Some 70 years after they were forcably sent to the Soviet Union by Japan, 18 Koreans have finally come home.
The ashes of the 18 were handed over by Russia to Korea on Thursday.
They're just a fraction of the 30-thousand Koreans who were forcefully drafted to Sakhalin in the late 1930s by Japan during its colonization of the Korean peninsula.
Not even liberation in 1945 meant freedom for the victims.
Many were not able to return to Korea for a number of reasons.
"Being at the scene showed me how many hardships Koreans went through back then. It's tragic that they weren't able to come home before they died."
"My father passed away at the age of 86, and now I am 86. Bringing him back at this age makes it all the more special."
Forced into harsh labor conditions at construction sites and coal mines during the war, many of the Korean victims were the target of mass slaughters towards the end of it.
The return of these 18 Korean nationals is the second such event, following the return of one victim last year and comes as the result of consultations between the Korean and Russian governments.

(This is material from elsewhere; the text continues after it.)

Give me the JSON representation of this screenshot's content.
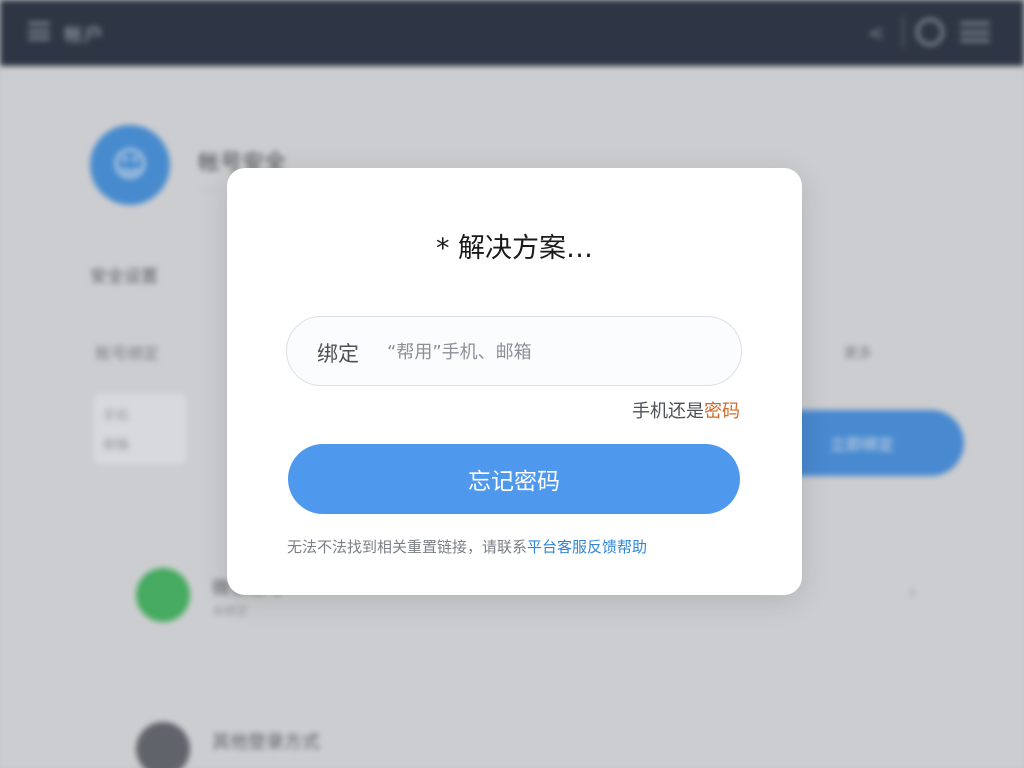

"Before bringing the remains to Korea, the families of the deceased were able to witness the excavation of the remains and were even able to conduct funerals. It's the first time they've been allowed to do both."
The ashes of the now 19 Korean victims now lie at National Mang-Hyang Cemetery in Chungcheongnam-do province, which serves as a resting place for Koreans who resided and passed away in foreign lands.
The nation's foreign ministry and the Commission of Forced Mobilization Under Japanese Colonialism are working to bring the remains of the thousands of other Korean victims home in the near future.
Shin Se-min, Arirang News.